WHAT IS REQUIRED => The lines below that include "around" are to be found and copied.

RECORDS =>
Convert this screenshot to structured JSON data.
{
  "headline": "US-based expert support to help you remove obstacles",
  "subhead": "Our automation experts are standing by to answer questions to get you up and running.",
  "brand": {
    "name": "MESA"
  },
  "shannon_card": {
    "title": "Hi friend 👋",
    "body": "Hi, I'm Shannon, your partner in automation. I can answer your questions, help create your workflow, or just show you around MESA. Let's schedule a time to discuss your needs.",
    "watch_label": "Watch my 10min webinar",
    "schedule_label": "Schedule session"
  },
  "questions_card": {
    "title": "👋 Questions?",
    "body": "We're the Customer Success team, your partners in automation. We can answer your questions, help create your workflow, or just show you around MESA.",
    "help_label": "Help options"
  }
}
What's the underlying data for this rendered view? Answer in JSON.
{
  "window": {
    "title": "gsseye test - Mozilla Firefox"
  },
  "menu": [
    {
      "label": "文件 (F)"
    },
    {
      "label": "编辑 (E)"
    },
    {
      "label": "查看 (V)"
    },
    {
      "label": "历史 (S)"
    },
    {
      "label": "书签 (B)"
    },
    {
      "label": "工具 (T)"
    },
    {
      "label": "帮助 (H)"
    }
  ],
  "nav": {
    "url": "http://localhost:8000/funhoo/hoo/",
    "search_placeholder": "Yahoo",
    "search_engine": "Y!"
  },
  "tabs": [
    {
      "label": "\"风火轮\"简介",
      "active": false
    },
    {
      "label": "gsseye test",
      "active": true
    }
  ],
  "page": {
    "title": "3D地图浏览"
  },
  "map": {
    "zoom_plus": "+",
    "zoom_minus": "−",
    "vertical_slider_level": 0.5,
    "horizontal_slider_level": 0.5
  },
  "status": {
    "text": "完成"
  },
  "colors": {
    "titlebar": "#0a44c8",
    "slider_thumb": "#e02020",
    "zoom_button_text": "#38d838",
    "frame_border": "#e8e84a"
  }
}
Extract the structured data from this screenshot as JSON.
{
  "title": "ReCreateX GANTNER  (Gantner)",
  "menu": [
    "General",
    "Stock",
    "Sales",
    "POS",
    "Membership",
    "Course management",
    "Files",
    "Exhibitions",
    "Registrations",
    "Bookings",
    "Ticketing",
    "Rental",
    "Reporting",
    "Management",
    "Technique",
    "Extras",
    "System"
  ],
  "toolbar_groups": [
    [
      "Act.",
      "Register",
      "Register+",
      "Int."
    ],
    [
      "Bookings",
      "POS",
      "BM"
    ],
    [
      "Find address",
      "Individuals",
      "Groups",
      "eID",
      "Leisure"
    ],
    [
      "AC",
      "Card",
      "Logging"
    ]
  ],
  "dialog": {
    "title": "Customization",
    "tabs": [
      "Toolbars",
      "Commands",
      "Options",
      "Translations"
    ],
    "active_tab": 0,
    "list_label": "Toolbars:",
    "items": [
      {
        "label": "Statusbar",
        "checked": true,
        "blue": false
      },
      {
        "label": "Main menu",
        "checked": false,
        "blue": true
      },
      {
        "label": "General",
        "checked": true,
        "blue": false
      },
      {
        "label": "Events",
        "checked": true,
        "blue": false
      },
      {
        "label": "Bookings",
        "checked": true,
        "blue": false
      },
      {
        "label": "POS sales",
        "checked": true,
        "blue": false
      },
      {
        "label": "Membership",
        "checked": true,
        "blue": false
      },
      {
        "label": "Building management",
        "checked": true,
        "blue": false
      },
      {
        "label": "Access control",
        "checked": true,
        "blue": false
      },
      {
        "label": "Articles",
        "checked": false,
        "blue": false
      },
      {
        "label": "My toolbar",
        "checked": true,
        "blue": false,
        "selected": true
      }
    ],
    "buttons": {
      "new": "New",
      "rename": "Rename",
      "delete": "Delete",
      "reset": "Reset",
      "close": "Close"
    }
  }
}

OUTPUT OF THE EXERCISE =>
    "body": "Hi, I'm Shannon, your partner in automation. I can answer your questions, help create your workflow, or just show you around MESA. Let's schedule a time to discuss your needs.",
    "body": "We're the Customer Success team, your partners in automation. We can answer your questions, help create your workflow, or just show you around MESA.",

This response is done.